DATA TO USE: Begin

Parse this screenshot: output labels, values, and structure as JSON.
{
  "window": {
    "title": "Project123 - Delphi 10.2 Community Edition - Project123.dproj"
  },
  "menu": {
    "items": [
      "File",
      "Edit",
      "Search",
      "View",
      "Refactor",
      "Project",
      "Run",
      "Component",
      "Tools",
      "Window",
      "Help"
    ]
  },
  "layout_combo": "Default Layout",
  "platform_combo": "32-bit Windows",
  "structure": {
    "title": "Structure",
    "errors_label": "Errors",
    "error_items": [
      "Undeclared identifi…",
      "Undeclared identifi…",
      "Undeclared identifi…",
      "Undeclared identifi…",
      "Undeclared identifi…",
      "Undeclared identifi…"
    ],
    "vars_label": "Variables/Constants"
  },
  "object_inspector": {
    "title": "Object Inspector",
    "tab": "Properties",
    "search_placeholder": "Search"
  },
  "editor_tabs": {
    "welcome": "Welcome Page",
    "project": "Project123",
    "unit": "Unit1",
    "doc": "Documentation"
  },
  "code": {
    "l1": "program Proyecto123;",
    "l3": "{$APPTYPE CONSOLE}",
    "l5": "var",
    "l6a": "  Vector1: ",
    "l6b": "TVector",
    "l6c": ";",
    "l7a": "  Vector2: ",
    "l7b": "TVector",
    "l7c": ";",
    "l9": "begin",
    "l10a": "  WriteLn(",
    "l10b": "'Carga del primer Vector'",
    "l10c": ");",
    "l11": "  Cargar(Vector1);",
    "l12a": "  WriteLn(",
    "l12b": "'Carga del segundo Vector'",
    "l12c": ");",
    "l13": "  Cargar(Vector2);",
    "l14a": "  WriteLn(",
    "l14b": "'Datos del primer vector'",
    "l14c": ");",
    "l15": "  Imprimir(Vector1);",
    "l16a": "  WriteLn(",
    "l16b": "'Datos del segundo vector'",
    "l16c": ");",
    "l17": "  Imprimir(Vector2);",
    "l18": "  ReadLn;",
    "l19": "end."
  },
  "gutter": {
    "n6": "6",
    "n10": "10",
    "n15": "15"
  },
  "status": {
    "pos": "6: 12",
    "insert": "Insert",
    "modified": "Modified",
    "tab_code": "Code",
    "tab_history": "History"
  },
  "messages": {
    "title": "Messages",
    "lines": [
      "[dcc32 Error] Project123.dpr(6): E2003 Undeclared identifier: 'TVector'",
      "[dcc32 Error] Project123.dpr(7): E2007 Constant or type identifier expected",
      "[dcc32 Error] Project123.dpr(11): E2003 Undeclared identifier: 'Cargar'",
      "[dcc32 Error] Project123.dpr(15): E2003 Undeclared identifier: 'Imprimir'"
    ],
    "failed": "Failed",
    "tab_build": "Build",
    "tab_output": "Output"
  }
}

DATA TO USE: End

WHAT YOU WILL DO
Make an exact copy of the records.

RESULT BELOW
Parse this screenshot: output labels, values, and structure as JSON.
{
  "window": {
    "title": "Project123 - Delphi 10.2 Community Edition - Project123.dproj"
  },
  "menu": {
    "items": [
      "File",
      "Edit",
      "Search",
      "View",
      "Refactor",
      "Project",
      "Run",
      "Component",
      "Tools",
      "Window",
      "Help"
    ]
  },
  "layout_combo": "Default Layout",
  "platform_combo": "32-bit Windows",
  "structure": {
    "title": "Structure",
    "errors_label": "Errors",
    "error_items": [
      "Undeclared identifi…",
      "Undeclared identifi…",
      "Undeclared identifi…",
      "Undeclared identifi…",
      "Undeclared identifi…",
      "Undeclared identifi…"
    ],
    "vars_label": "Variables/Constants"
  },
  "object_inspector": {
    "title": "Object Inspector",
    "tab": "Properties",
    "search_placeholder": "Search"
  },
  "editor_tabs": {
    "welcome": "Welcome Page",
    "project": "Project123",
    "unit": "Unit1",
    "doc": "Documentation"
  },
  "code": {
    "l1": "program Proyecto123;",
    "l3": "{$APPTYPE CONSOLE}",
    "l5": "var",
    "l6a": "  Vector1: ",
    "l6b": "TVector",
    "l6c": ";",
    "l7a": "  Vector2: ",
    "l7b": "TVector",
    "l7c": ";",
    "l9": "begin",
    "l10a": "  WriteLn(",
    "l10b": "'Carga del primer Vector'",
    "l10c": ");",
    "l11": "  Cargar(Vector1);",
    "l12a": "  WriteLn(",
    "l12b": "'Carga del segundo Vector'",
    "l12c": ");",
    "l13": "  Cargar(Vector2);",
    "l14a": "  WriteLn(",
    "l14b": "'Datos del primer vector'",
    "l14c": ");",
    "l15": "  Imprimir(Vector1);",
    "l16a": "  WriteLn(",
    "l16b": "'Datos del segundo vector'",
    "l16c": ");",
    "l17": "  Imprimir(Vector2);",
    "l18": "  ReadLn;",
    "l19": "end."
  },
  "gutter": {
    "n6": "6",
    "n10": "10",
    "n15": "15"
  },
  "status": {
    "pos": "6: 12",
    "insert": "Insert",
    "modified": "Modified",
    "tab_code": "Code",
    "tab_history": "History"
  },
  "messages": {
    "title": "Messages",
    "lines": [
      "[dcc32 Error] Project123.dpr(6): E2003 Undeclared identifier: 'TVector'",
      "[dcc32 Error] Project123.dpr(7): E2007 Constant or type identifier expected",
      "[dcc32 Error] Project123.dpr(11): E2003 Undeclared identifier: 'Cargar'",
      "[dcc32 Error] Project123.dpr(15): E2003 Undeclared identifier: 'Imprimir'"
    ],
    "failed": "Failed",
    "tab_build": "Build",
    "tab_output": "Output"
  }
}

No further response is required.